The next seven days should be focused on creating your story structure. Your structure is the core story—main plot—in your novel.
You’ll need to figure out your First Plot Point (FPP), your Midpoint (MP) your Second Plot Point (SPP) and two Pinch Points (PP).
Your First Plot Point is the most important moment in the entire story—it’s the moment the real story starts. Everything that happened before this moment is just set up for it. This is when the Antagonist enters the story and shakes things up for the Protagonist.
Then your Midpoint occurs—a moment that shifts the story in a new direction.
After that comes your Second Plot Point, the final piece of new information to enter the story.
And in between your FPP and MP is Pinch Point one, and between your MP and SPP is Pinch Point two—both of these moments are reminders of the Antagonistic force and what’s at stake in the story.
Really take some time to think your structure through, making sure you’ve chosen the most optimal path to telling your story.
Once you have your structure nailed down, you can move on to the final part of the process: building your story roadmap.
Week Four: Scene Building
Your final seven to nine days should be spent coming up with the scenes you’ll need in your story in order to connect the plot points together.
The scenes in part one of your story are Set Up scenes. Once your FPP hits, then you’ve shifted to part two of the story, where all the scenes need to be Reaction scenes.
Then the MP hits—you enter part three—and all of these scenes are Attack (action) scenes. Then the SPP comes along and the story moves to part four, which are all Resolution scenes.
Think about what needs to happen in each part of the story in order to reach the next story milestone (plot point). Make a list of all the potential scenes, and then organize them by which part of the story they belong to.
When you’ve got all your scenes figured out and connected to your plot points, what you’ll have is a story roadmap that you can use to write your first draft.
Making the Most of Your 30 Days
This story planning process is going to take some effort, so here are suggestions for how to make the most of your time and get your roadmap finished:

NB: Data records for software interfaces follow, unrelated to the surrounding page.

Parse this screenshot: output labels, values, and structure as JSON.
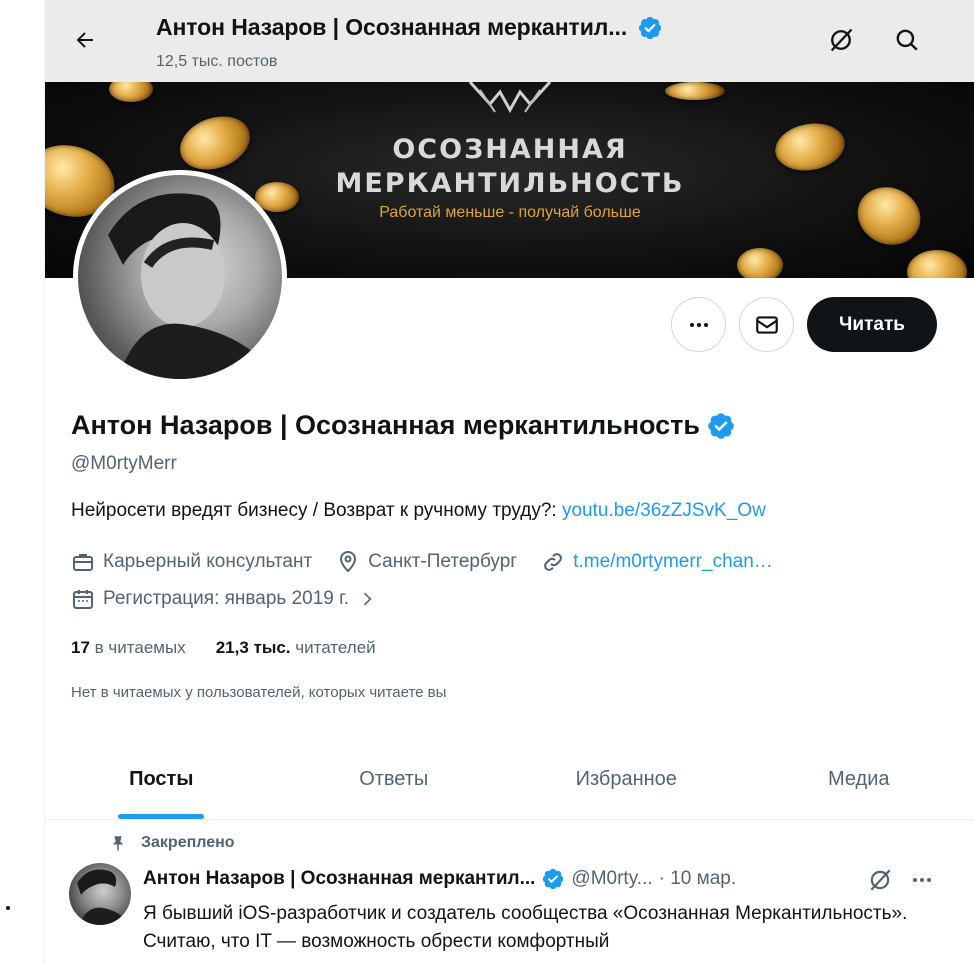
{
  "header": {
    "title": "Антон Назаров | Осознанная меркантил...",
    "subtitle": "12,5 тыс. постов"
  },
  "banner": {
    "line1": "ОСОЗНАННАЯ",
    "line2": "МЕРКАНТИЛЬНОСТЬ",
    "tagline": "Работай меньше - получай больше"
  },
  "actions": {
    "follow_label": "Читать"
  },
  "profile": {
    "name": "Антон Назаров | Осознанная меркантильность",
    "handle": "@M0rtyMerr",
    "bio_text": "Нейросети вредят бизнесу / Возврат к ручному труду?: ",
    "bio_link": "youtu.be/36zZJSvK_Ow",
    "job": "Карьерный консультант",
    "location": "Санкт-Петербург",
    "website": "t.me/m0rtymerr_chan…",
    "joined": "Регистрация: январь 2019 г."
  },
  "stats": {
    "following_count": "17",
    "following_label": "в читаемых",
    "followers_count": "21,3 тыс.",
    "followers_label": "читателей"
  },
  "followed_by_note": "Нет в читаемых у пользователей, которых читаете вы",
  "tabs": [
    {
      "label": "Посты",
      "active": true
    },
    {
      "label": "Ответы",
      "active": false
    },
    {
      "label": "Избранное",
      "active": false
    },
    {
      "label": "Медиа",
      "active": false
    }
  ],
  "pinned_tweet": {
    "pinned_label": "Закреплено",
    "author": "Антон Назаров | Осознанная меркантил...",
    "handle": "@M0rty...",
    "date": "· 10 мар.",
    "text": "Я бывший iOS-разработчик и создатель сообщества «Осознанная Меркантильность». Считаю, что IT — возможность обрести комфортный"
  },
  "colors": {
    "accent": "#1d9bf0",
    "text": "#0f1419",
    "muted": "#536471",
    "header_bg": "#ebebeb"
  }
}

- Spend 30 minutes a day, minimum, working on it
- Block time in your schedule—you have to make time for doing the work
- Use a timer—you’ll be surprised how much you can get done in short 20- to 30-minute work sessions
- Say no—tough, yes, but it’s only for 30 days. Make your story a priority
The Self-Paced Story Roadmap Workshop
You can use the self-paced Story Roadmap Workshop to work through this 30-day plan and come out at the end with a detailed roadmap you can use to write your first draft (and every draft you write after that).
Each module will walk you through using the planning process on your specific story idea. There are videos, worksheets, a cheatsheet and everything else you need to plan your story.
Best of all, you get a free 45-minute coaching call with me included with this workshop, so you can get help planning your story—use it whenever you’re ready.
If you’ve ever felt frustrated trying to write your story or unsure how to make your idea work, the Story Roadmap Workshop is for you.